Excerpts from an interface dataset
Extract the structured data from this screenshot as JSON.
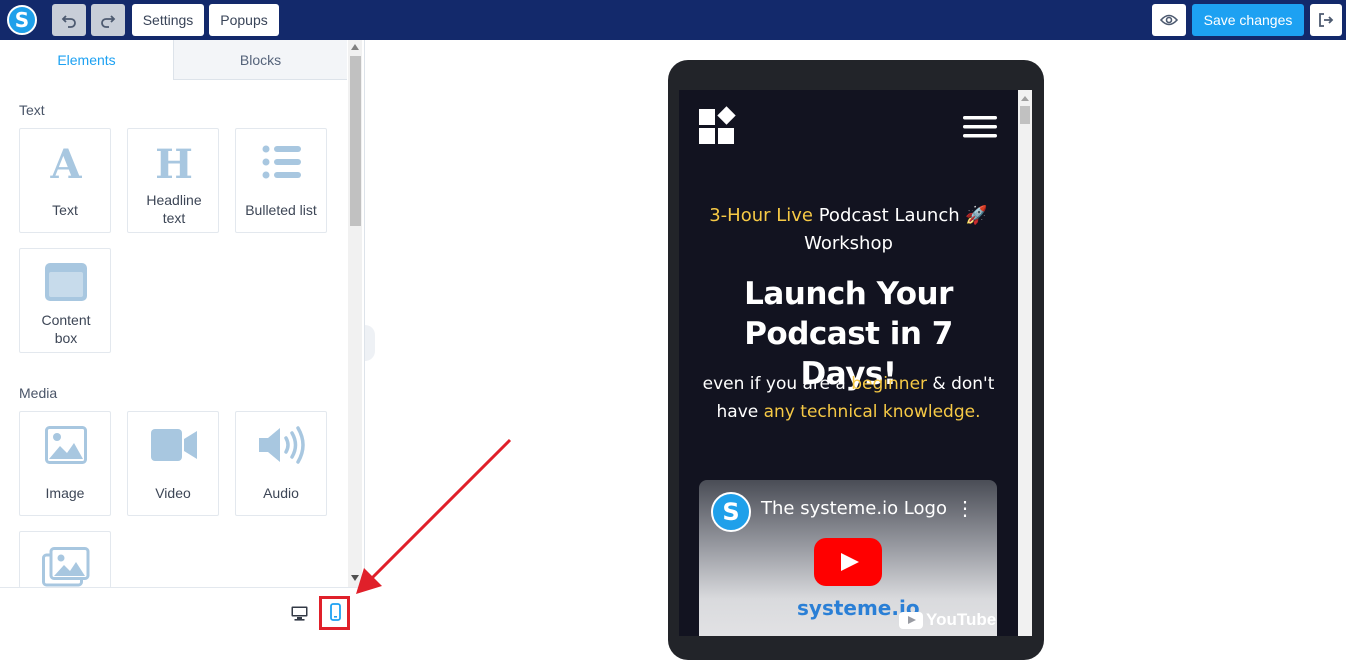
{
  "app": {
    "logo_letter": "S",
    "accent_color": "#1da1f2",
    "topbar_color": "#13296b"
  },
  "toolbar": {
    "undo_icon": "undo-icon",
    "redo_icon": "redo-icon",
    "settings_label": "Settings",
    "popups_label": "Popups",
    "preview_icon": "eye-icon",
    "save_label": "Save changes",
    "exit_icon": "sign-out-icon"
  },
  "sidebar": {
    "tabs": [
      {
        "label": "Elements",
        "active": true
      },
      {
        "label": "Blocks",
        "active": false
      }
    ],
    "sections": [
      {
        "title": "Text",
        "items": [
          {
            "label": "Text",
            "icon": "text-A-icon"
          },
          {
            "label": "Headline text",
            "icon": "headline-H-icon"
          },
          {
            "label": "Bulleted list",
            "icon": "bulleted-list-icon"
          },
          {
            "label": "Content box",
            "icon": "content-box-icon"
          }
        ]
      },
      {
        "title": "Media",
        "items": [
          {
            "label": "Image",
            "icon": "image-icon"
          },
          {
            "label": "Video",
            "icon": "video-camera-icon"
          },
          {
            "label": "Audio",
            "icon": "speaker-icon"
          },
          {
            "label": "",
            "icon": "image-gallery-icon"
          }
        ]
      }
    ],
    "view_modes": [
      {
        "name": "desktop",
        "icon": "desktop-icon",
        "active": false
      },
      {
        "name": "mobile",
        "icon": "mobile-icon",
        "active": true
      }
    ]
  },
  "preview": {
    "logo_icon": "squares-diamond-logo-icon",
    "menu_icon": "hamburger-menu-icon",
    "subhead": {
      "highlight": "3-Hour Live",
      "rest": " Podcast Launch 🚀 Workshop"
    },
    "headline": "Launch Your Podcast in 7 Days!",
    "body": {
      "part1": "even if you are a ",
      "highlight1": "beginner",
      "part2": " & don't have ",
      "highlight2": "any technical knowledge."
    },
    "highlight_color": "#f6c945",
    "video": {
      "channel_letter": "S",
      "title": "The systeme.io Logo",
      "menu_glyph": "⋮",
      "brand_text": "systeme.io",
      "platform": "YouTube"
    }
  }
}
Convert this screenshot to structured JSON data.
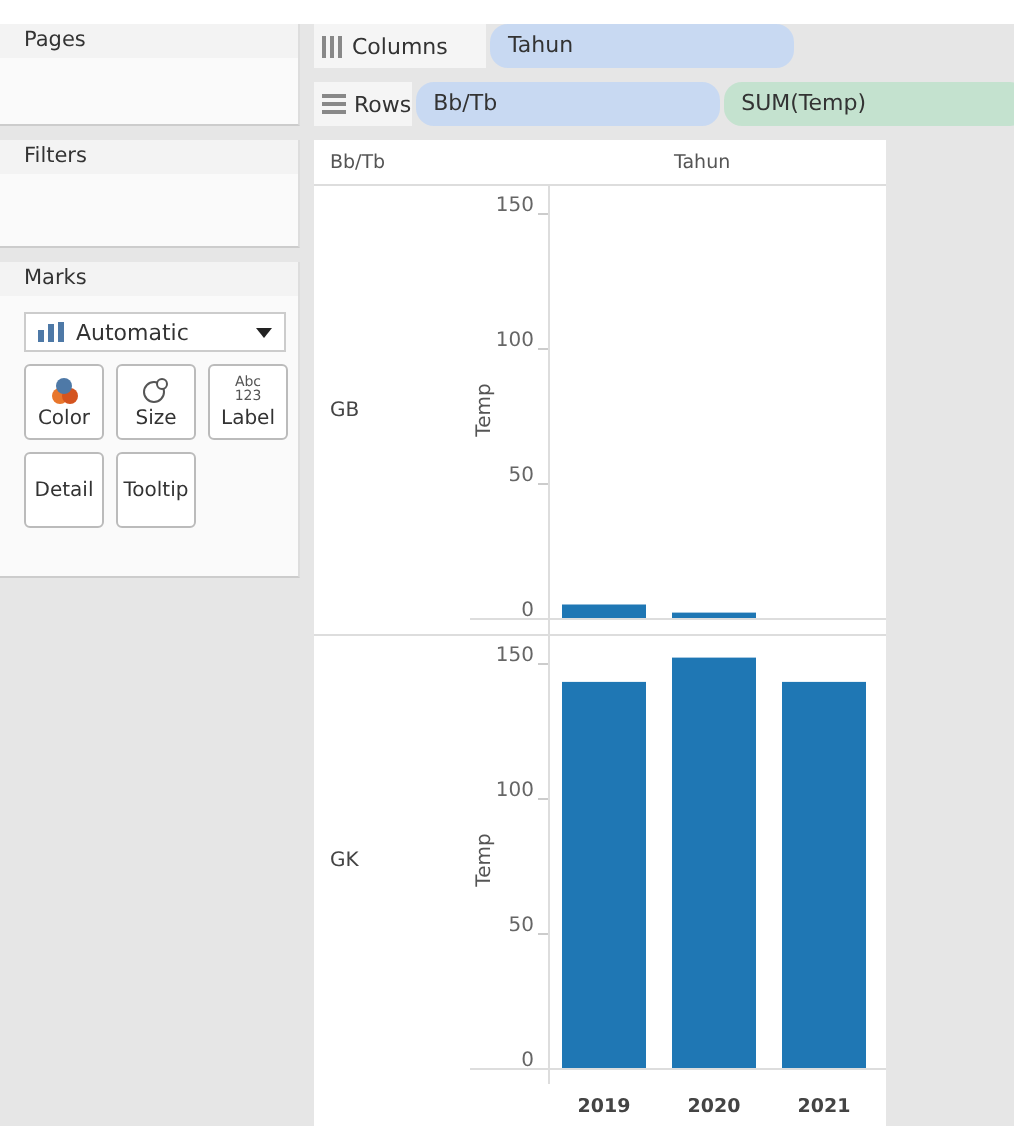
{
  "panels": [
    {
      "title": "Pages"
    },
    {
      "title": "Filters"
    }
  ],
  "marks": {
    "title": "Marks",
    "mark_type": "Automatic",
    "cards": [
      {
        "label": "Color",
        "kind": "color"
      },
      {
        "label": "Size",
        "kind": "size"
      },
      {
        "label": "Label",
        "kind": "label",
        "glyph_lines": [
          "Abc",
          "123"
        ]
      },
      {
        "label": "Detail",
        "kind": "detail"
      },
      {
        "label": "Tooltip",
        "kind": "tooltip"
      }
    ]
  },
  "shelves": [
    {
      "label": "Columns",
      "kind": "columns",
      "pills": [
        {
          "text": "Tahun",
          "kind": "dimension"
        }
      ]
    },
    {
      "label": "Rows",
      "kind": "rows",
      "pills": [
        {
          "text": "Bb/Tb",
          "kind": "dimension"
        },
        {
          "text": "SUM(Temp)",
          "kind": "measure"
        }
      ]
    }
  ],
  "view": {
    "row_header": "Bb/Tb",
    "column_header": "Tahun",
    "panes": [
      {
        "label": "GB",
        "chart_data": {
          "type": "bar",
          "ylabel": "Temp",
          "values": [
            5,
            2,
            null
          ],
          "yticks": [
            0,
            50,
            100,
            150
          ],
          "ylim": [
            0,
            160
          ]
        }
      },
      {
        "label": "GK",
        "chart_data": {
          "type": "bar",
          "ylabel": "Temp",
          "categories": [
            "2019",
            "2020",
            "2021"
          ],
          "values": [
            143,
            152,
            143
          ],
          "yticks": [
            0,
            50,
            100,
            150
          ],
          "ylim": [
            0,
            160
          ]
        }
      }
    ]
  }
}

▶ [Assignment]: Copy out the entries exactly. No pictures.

▶ [Solved exercise]:
Extract the structured data from this screenshot as JSON.
{
  "app": {
    "logo_letter": "S",
    "accent_color": "#1da1f2",
    "topbar_color": "#13296b"
  },
  "toolbar": {
    "undo_icon": "undo-icon",
    "redo_icon": "redo-icon",
    "settings_label": "Settings",
    "popups_label": "Popups",
    "preview_icon": "eye-icon",
    "save_label": "Save changes",
    "exit_icon": "sign-out-icon"
  },
  "sidebar": {
    "tabs": [
      {
        "label": "Elements",
        "active": true
      },
      {
        "label": "Blocks",
        "active": false
      }
    ],
    "sections": [
      {
        "title": "Text",
        "items": [
          {
            "label": "Text",
            "icon": "text-A-icon"
          },
          {
            "label": "Headline text",
            "icon": "headline-H-icon"
          },
          {
            "label": "Bulleted list",
            "icon": "bulleted-list-icon"
          },
          {
            "label": "Content box",
            "icon": "content-box-icon"
          }
        ]
      },
      {
        "title": "Media",
        "items": [
          {
            "label": "Image",
            "icon": "image-icon"
          },
          {
            "label": "Video",
            "icon": "video-camera-icon"
          },
          {
            "label": "Audio",
            "icon": "speaker-icon"
          },
          {
            "label": "",
            "icon": "image-gallery-icon"
          }
        ]
      }
    ],
    "view_modes": [
      {
        "name": "desktop",
        "icon": "desktop-icon",
        "active": false
      },
      {
        "name": "mobile",
        "icon": "mobile-icon",
        "active": true
      }
    ]
  },
  "preview": {
    "logo_icon": "squares-diamond-logo-icon",
    "menu_icon": "hamburger-menu-icon",
    "subhead": {
      "highlight": "3-Hour Live",
      "rest": " Podcast Launch 🚀 Workshop"
    },
    "headline": "Launch Your Podcast in 7 Days!",
    "body": {
      "part1": "even if you are a ",
      "highlight1": "beginner",
      "part2": " & don't have ",
      "highlight2": "any technical knowledge."
    },
    "highlight_color": "#f6c945",
    "video": {
      "channel_letter": "S",
      "title": "The systeme.io Logo",
      "menu_glyph": "⋮",
      "brand_text": "systeme.io",
      "platform": "YouTube"
    }
  }
}
Convert this screenshot to structured JSON data.
{
  "panels": [
    {
      "title": "Pages"
    },
    {
      "title": "Filters"
    }
  ],
  "marks": {
    "title": "Marks",
    "mark_type": "Automatic",
    "cards": [
      {
        "label": "Color",
        "kind": "color"
      },
      {
        "label": "Size",
        "kind": "size"
      },
      {
        "label": "Label",
        "kind": "label",
        "glyph_lines": [
          "Abc",
          "123"
        ]
      },
      {
        "label": "Detail",
        "kind": "detail"
      },
      {
        "label": "Tooltip",
        "kind": "tooltip"
      }
    ]
  },
  "shelves": [
    {
      "label": "Columns",
      "kind": "columns",
      "pills": [
        {
          "text": "Tahun",
          "kind": "dimension"
        }
      ]
    },
    {
      "label": "Rows",
      "kind": "rows",
      "pills": [
        {
          "text": "Bb/Tb",
          "kind": "dimension"
        },
        {
          "text": "SUM(Temp)",
          "kind": "measure"
        }
      ]
    }
  ],
  "view": {
    "row_header": "Bb/Tb",
    "column_header": "Tahun",
    "panes": [
      {
        "label": "GB",
        "chart_data": {
          "type": "bar",
          "ylabel": "Temp",
          "values": [
            5,
            2,
            null
          ],
          "yticks": [
            0,
            50,
            100,
            150
          ],
          "ylim": [
            0,
            160
          ]
        }
      },
      {
        "label": "GK",
        "chart_data": {
          "type": "bar",
          "ylabel": "Temp",
          "categories": [
            "2019",
            "2020",
            "2021"
          ],
          "values": [
            143,
            152,
            143
          ],
          "yticks": [
            0,
            50,
            100,
            150
          ],
          "ylim": [
            0,
            160
          ]
        }
      }
    ]
  }
}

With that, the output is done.